How great would it be to spend some of your free time this winter helping educate visitors to Point Reyes National Seashore on elephant seals and gray whales? If you live near the California seashore, you could have such a job, albeit on a volunteer basis.
The seashore currently is recruiting and accepting applications for Winter Wildlife Docent Volunteers for the coming winter. Winter Wildlife Docents help strengthen the connection with and foster stewardship of the national seashore among park visitors by helping visitors view, understand, and appreciate elephant seals and gray whales during their respective mating and migration seasons.

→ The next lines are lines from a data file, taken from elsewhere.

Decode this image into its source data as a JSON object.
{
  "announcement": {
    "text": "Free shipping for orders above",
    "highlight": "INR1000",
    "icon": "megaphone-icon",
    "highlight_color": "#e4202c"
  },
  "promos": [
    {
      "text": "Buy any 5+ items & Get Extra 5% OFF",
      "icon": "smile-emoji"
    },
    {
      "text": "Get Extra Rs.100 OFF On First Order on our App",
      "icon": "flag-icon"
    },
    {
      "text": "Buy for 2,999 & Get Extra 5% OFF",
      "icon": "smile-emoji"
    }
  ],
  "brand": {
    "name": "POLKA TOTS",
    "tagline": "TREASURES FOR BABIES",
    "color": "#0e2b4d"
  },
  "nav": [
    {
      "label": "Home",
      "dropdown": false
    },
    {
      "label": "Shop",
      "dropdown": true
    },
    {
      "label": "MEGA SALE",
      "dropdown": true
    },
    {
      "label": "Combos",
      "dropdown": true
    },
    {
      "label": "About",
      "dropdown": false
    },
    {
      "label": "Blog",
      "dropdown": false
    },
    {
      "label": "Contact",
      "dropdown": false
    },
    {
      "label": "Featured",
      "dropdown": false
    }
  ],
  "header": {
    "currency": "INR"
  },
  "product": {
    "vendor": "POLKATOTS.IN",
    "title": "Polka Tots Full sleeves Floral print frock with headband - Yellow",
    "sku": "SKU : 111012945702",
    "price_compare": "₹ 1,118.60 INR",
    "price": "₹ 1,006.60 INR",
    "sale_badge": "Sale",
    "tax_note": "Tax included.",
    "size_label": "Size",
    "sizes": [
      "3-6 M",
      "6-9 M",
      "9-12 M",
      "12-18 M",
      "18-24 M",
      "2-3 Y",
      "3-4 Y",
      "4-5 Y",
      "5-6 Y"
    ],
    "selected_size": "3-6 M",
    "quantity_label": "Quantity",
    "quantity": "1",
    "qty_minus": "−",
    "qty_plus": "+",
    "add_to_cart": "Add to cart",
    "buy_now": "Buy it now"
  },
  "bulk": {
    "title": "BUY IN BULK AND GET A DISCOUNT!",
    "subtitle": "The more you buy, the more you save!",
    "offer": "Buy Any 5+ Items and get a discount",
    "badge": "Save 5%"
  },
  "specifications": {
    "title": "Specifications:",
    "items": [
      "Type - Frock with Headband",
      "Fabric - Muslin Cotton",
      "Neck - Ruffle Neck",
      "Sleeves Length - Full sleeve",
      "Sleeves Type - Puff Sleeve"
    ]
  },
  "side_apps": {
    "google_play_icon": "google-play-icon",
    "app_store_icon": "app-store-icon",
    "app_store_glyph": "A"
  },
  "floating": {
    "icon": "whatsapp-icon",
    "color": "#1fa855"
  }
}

Docents also work to educate visitors on the ongoing management and research issues relating to northern elephant seals in Point Reyes National Seashore and provide general park information and assistance to visitors.
Winter Wildlife Docents work at the Lighthouse, Chimney Rock, and Drakes Beach areas of Point Reyes National Seashore on weekends and holidays from January through April, 2012.
Training is scheduled for November 19 and December 10-11 at the national seashore. Individuals 16 years and older are encouraged to apply.
Benefits to the docents include training and education about northern elephant seals, gray whales and related park resources; satisfaction in promoting awareness and protection of northern elephant seals and gray whales; and experience in communicating with and helping park visitors in a national park setting.
Essential qualities of Winter Wildlife Docents include: interest and desire to serve others; good oral communication skills; and abilities to interact with a variety of people and to work as part of a team and independently. Docents must also be able to spend a majority of the time standing, walking, and/or hiking; tolerate sun, wind, fog, and cold; and carry up to 15 pounds of teaching materials a distance of up to one-fifth mile.
Point Reyes National Seashore is located one hour north of San Francisco on the Marin coast and encompasses more than 71,000 acres, including 32,000 acres of wilderness area. More than 2.5 million people visit the park annually. Estuaries, windswept beaches, coastal grasslands, salt marshes, and coniferous forests create a haven of 80 miles of unspoiled and undeveloped coastline. Abundant recreational opportunities include 147 miles of hiking trails, backcountry campgrounds, and numerous beaches.